Kenneth A. Lachlan
Numerous empirical studies have attempted to quantify the frequency and context of violence in popular videogames. While these studies have proven valuable, they overlook recent research suggesting that videogame content is far more complicated than that found in linear media. In particular, individual user characteristics, varying levels of gameplay, familiarity with the gaming environment, and length of time immersed in the game have been overlooked. But research suggests that these factors will play a critical role in how players use and respond to videogame violence. This chapter synthesizes the videogame content literature with recent behavioral research. It concludes by offering an updated conceptual model of violent content that includes not only the game, but also user and situational variables that may mitigate this content. Suggestions for future content-analytic methods are discussed in light of this conceptual model.
Since the early 2000s, parents, academics, and policymakers have expressed consternation over the nature of violent videogames, voicing concerns regarding the potential for negative effects on both youth and adult game players. Empirical research exploring the content of videogames has suggested that videogames may be rife with unsavory content.

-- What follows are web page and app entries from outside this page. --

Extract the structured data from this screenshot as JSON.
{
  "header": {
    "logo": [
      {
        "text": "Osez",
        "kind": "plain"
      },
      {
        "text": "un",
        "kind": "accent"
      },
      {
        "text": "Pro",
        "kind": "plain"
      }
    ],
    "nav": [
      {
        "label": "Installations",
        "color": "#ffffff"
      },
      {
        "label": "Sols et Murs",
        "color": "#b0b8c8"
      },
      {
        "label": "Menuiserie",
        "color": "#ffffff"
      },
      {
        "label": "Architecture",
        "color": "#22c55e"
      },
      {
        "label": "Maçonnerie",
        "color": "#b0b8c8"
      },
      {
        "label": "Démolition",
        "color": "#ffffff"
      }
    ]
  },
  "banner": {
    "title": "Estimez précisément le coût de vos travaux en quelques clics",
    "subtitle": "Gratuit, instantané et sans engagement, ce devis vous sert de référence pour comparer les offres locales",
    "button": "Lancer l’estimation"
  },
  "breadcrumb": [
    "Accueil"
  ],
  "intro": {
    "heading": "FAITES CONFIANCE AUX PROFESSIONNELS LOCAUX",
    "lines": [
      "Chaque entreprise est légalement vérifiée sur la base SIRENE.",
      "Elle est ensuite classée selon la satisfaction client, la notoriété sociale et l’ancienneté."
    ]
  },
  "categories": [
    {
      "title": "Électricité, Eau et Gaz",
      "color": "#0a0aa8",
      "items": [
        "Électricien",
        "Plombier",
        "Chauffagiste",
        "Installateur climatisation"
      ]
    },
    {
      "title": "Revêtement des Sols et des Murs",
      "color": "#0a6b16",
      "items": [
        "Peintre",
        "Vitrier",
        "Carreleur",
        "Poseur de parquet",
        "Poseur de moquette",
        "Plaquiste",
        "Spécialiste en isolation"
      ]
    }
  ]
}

These included extensive graphic violence (Smith, Lachlan, & Tamborini, 2003), violence ...